┌─ TASK MATERIAL
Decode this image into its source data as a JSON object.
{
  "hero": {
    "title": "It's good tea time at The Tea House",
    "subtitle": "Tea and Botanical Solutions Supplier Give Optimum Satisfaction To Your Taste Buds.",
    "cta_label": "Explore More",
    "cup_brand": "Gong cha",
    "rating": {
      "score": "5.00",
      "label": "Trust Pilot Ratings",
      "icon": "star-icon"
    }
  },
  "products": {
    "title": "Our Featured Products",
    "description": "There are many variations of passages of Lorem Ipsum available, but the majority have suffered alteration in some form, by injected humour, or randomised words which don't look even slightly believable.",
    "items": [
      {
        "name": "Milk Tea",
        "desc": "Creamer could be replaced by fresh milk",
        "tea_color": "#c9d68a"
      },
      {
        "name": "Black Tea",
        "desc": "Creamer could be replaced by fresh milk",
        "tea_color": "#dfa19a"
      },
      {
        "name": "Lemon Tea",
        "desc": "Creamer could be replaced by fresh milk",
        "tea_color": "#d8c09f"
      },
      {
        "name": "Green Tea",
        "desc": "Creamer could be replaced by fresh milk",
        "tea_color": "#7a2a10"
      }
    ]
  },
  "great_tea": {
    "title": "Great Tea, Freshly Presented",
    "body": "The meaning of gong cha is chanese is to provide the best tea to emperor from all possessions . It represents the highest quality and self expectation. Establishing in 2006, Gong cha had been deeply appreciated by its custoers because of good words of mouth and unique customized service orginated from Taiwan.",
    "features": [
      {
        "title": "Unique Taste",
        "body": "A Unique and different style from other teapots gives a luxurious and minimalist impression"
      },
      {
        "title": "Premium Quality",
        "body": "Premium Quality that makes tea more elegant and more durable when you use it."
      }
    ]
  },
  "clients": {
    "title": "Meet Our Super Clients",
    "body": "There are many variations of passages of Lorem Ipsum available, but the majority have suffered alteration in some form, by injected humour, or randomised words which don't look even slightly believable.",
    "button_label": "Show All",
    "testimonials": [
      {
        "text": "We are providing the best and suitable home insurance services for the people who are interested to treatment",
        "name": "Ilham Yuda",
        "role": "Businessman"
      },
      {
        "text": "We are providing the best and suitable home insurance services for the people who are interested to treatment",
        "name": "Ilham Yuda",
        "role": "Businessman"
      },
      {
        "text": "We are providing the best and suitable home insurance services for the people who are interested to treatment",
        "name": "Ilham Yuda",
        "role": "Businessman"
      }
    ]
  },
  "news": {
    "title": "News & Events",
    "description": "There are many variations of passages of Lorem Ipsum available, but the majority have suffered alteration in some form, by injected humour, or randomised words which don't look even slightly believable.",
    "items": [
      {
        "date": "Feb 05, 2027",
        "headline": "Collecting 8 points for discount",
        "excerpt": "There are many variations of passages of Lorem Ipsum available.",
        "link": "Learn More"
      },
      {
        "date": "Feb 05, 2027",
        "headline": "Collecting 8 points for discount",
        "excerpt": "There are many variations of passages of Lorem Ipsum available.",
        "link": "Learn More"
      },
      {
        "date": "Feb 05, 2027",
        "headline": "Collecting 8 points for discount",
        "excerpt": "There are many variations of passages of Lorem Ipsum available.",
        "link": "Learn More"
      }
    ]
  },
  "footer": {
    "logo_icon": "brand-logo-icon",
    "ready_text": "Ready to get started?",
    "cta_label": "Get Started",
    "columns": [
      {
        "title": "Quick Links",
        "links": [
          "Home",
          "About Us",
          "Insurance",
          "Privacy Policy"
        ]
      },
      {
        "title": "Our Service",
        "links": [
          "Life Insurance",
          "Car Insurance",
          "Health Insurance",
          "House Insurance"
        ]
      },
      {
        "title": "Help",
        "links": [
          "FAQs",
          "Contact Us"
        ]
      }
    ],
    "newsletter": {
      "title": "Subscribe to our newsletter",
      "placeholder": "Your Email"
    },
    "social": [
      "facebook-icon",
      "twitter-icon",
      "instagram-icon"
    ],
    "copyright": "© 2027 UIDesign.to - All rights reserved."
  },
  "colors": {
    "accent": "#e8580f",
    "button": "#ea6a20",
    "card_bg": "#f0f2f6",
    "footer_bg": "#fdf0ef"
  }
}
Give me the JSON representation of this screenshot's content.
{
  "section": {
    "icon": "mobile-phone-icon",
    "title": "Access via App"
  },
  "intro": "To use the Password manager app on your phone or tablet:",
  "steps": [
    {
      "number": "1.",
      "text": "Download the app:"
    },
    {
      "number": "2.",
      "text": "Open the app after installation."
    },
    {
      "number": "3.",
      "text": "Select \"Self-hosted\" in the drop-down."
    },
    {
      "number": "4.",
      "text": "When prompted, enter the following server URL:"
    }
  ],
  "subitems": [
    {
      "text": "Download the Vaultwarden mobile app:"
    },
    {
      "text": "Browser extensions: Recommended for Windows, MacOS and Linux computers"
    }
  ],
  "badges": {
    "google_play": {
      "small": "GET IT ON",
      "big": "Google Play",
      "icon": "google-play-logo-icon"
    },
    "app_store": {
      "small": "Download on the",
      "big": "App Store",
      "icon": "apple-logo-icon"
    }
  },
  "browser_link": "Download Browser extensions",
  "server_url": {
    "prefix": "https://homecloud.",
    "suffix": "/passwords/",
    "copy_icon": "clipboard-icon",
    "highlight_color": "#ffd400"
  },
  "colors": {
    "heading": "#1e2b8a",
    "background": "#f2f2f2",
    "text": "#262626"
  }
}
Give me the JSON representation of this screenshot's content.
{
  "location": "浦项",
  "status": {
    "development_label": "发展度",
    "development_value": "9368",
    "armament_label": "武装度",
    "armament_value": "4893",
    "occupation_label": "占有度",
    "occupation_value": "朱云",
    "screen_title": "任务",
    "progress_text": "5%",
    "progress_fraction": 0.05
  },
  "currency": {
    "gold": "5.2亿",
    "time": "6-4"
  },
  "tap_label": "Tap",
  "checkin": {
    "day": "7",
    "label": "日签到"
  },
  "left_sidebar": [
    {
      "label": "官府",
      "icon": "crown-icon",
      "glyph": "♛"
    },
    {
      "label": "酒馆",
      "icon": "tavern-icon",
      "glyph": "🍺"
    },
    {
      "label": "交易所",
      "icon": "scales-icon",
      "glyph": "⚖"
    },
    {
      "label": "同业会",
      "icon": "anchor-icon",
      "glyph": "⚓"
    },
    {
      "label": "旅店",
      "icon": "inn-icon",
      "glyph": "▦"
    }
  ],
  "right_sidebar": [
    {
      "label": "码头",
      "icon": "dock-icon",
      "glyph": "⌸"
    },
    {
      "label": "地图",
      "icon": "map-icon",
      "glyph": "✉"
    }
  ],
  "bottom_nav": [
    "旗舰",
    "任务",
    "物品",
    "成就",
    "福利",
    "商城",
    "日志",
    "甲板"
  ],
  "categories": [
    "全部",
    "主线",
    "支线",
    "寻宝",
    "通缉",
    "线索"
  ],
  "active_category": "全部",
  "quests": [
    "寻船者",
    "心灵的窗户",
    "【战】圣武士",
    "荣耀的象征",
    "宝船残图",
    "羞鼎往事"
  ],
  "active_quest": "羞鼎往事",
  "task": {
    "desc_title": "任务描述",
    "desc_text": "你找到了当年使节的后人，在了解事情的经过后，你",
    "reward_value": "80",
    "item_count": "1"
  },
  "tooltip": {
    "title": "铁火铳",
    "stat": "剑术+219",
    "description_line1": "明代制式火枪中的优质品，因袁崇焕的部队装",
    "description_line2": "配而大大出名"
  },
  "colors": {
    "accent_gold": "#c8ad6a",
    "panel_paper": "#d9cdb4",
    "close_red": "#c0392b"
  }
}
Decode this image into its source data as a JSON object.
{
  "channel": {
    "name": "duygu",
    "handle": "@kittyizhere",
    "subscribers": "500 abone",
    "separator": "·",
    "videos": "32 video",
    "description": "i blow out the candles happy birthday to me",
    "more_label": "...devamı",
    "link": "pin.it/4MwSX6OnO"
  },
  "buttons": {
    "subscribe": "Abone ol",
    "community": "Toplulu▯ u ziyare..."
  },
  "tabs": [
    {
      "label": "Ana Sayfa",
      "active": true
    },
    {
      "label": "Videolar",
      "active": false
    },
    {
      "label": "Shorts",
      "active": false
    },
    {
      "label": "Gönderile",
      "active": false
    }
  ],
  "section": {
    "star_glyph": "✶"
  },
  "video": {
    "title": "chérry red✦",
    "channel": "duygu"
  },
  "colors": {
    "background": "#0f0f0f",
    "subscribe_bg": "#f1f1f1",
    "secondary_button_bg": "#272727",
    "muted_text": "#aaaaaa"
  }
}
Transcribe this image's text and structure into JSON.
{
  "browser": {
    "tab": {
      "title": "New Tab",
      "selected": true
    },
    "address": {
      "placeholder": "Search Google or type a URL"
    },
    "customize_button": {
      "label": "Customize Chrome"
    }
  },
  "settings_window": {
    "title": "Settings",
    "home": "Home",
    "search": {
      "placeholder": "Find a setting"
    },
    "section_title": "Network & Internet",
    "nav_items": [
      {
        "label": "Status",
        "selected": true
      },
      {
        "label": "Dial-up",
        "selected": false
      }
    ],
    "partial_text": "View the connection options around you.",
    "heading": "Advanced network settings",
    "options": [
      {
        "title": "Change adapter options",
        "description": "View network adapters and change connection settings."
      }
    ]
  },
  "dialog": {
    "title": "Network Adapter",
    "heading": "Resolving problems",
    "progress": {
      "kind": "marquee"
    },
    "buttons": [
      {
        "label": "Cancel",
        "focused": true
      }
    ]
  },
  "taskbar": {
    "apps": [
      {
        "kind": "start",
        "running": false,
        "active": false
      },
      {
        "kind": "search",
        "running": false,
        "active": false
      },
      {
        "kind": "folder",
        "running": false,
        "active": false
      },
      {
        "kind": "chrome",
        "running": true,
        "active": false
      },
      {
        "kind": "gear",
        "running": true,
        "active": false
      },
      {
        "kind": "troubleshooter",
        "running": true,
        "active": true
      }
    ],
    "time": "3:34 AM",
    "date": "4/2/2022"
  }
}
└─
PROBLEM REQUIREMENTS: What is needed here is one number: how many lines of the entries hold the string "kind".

RESPONSE BELOW: 7